Five minutes after the fresh meat arrived, the previous scenario played out again with the clown joke, and the whole room, including the newcomers but excepting me, dissolved into laughter. I noticed for the first time a fellow over near the corner furiously writing on a clipboard. He seemed slightly older. When I approached him, he confessed that he was a graduate assistant and this was a psychology class experiment. Upon further questioning, he revealed that I was so far the only person in any test session who had not bowed to group pressure to laugh. I thought this whole episode slightly tawdry and mean-spirited, and I left, but only after stuffing my mouth with all the pizza it could carry out of the apartment.
It was the living embodiment of what Friedrich Nietzsche noted: The surest way to corrupt a youth is to instruct him to hold in higher esteem those who think alike than those who think differently. This is why the elders of Athens killed Socrates: for teaching the youth to question the groupthink.
What this vignette illustrates is that most people bow to the predominate ethos of the community, whether it is a well-to-do suburb, farming community, urban slum, college apartment, or caucus in Congress. People who move into that community adopt their social norms pretty quickly, even if it means laughing at a joke with no humor.
Your strengths are often your weaknesses, and my ability to slightly distance myself from the groupthink of the moment has, I believe, been a limiting factor in my political advancement. However, it has led me to have a few insights of clarity inscribed in the book Bridges Across Every Divide. Please consider reading it to see how groupthink influences you, if at all. And avoid unfunny jokes.

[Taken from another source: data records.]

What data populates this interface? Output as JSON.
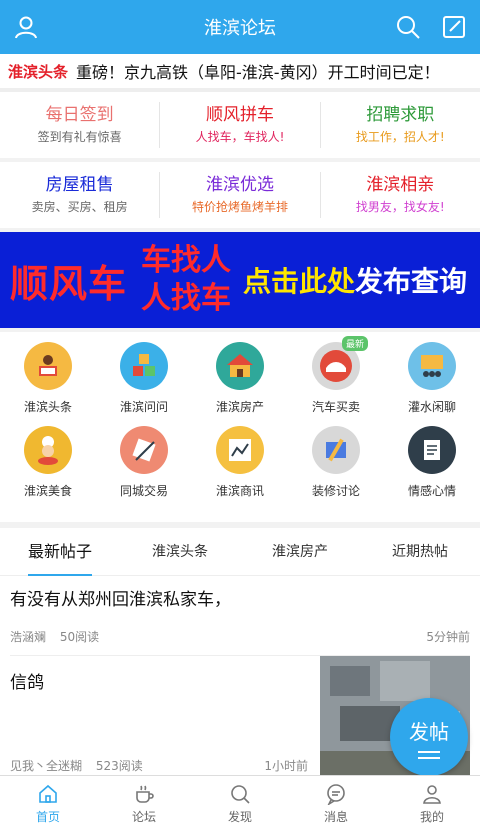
{
  "header": {
    "title": "淮滨论坛"
  },
  "ticker": {
    "tag": "淮滨头条",
    "text": "重磅！京九高铁（阜阳-淮滨-黄冈）开工时间已定！"
  },
  "menu_rows": [
    [
      {
        "title": "每日签到",
        "sub": "签到有礼有惊喜",
        "title_color": "#e9716f",
        "sub_color": "#666666"
      },
      {
        "title": "顺风拼车",
        "sub": "人找车，车找人!",
        "title_color": "#e4212b",
        "sub_color": "#e0245e"
      },
      {
        "title": "招聘求职",
        "sub": "找工作，招人才!",
        "title_color": "#2e9a3a",
        "sub_color": "#e89a1b"
      }
    ],
    [
      {
        "title": "房屋租售",
        "sub": "卖房、买房、租房",
        "title_color": "#1a2bd8",
        "sub_color": "#666666"
      },
      {
        "title": "淮滨优选",
        "sub": "特价抢烤鱼烤羊排",
        "title_color": "#7a2bd8",
        "sub_color": "#e86a2a"
      },
      {
        "title": "淮滨相亲",
        "sub": "找男友，找女友!",
        "title_color": "#e4212b",
        "sub_color": "#d03fd0"
      }
    ]
  ],
  "banner": {
    "left": "顺风车",
    "mid1": "车找人",
    "mid2": "人找车",
    "cta_yellow": "点击此处",
    "cta_white": "发布查询"
  },
  "icons": [
    {
      "label": "淮滨头条",
      "icon": "news-reader-icon",
      "color": "#f5b942",
      "badge": ""
    },
    {
      "label": "淮滨问问",
      "icon": "blocks-123-icon",
      "color": "#3bb0e8",
      "badge": ""
    },
    {
      "label": "淮滨房产",
      "icon": "house-icon",
      "color": "#2fa89a",
      "badge": ""
    },
    {
      "label": "汽车买卖",
      "icon": "car-icon",
      "color": "#d8d8d8",
      "badge": "最新"
    },
    {
      "label": "灌水闲聊",
      "icon": "chat-board-icon",
      "color": "#6ec0e8",
      "badge": ""
    },
    {
      "label": "淮滨美食",
      "icon": "chef-icon",
      "color": "#f0b830",
      "badge": ""
    },
    {
      "label": "同城交易",
      "icon": "trade-tools-icon",
      "color": "#ef8a72",
      "badge": ""
    },
    {
      "label": "淮滨商讯",
      "icon": "trend-chart-icon",
      "color": "#f5c040",
      "badge": ""
    },
    {
      "label": "装修讨论",
      "icon": "paint-brush-icon",
      "color": "#d8d8d8",
      "badge": ""
    },
    {
      "label": "情感心情",
      "icon": "notepad-icon",
      "color": "#2f3e4a",
      "badge": ""
    }
  ],
  "tabs": [
    "最新帖子",
    "淮滨头条",
    "淮滨房产",
    "近期热帖"
  ],
  "posts": [
    {
      "title": "有没有从郑州回淮滨私家车，",
      "author": "浩涵斓",
      "reads": "50阅读",
      "time": "5分钟前"
    },
    {
      "title": "信鸽",
      "author": "见我丶全迷糊",
      "reads": "523阅读",
      "time": "1小时前"
    }
  ],
  "fab": {
    "label": "发帖"
  },
  "bottom_nav": [
    {
      "label": "首页",
      "icon": "home-icon",
      "active": true
    },
    {
      "label": "论坛",
      "icon": "coffee-cup-icon",
      "active": false
    },
    {
      "label": "发现",
      "icon": "discover-icon",
      "active": false
    },
    {
      "label": "消息",
      "icon": "message-icon",
      "active": false
    },
    {
      "label": "我的",
      "icon": "profile-icon",
      "active": false
    }
  ],
  "colors": {
    "primary": "#2fa7ec",
    "banner_bg": "#0a1fd6",
    "accent_red": "#e4212b"
  }
}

Eugene K. “Gene” Krebs spent eight years in the Ohio House of Representatives, three years on a local school board, and four years as a county commissioner. With Phil DeVol he is coauthor of Bridges Across Every Divide.
This post was written by Gene Krebs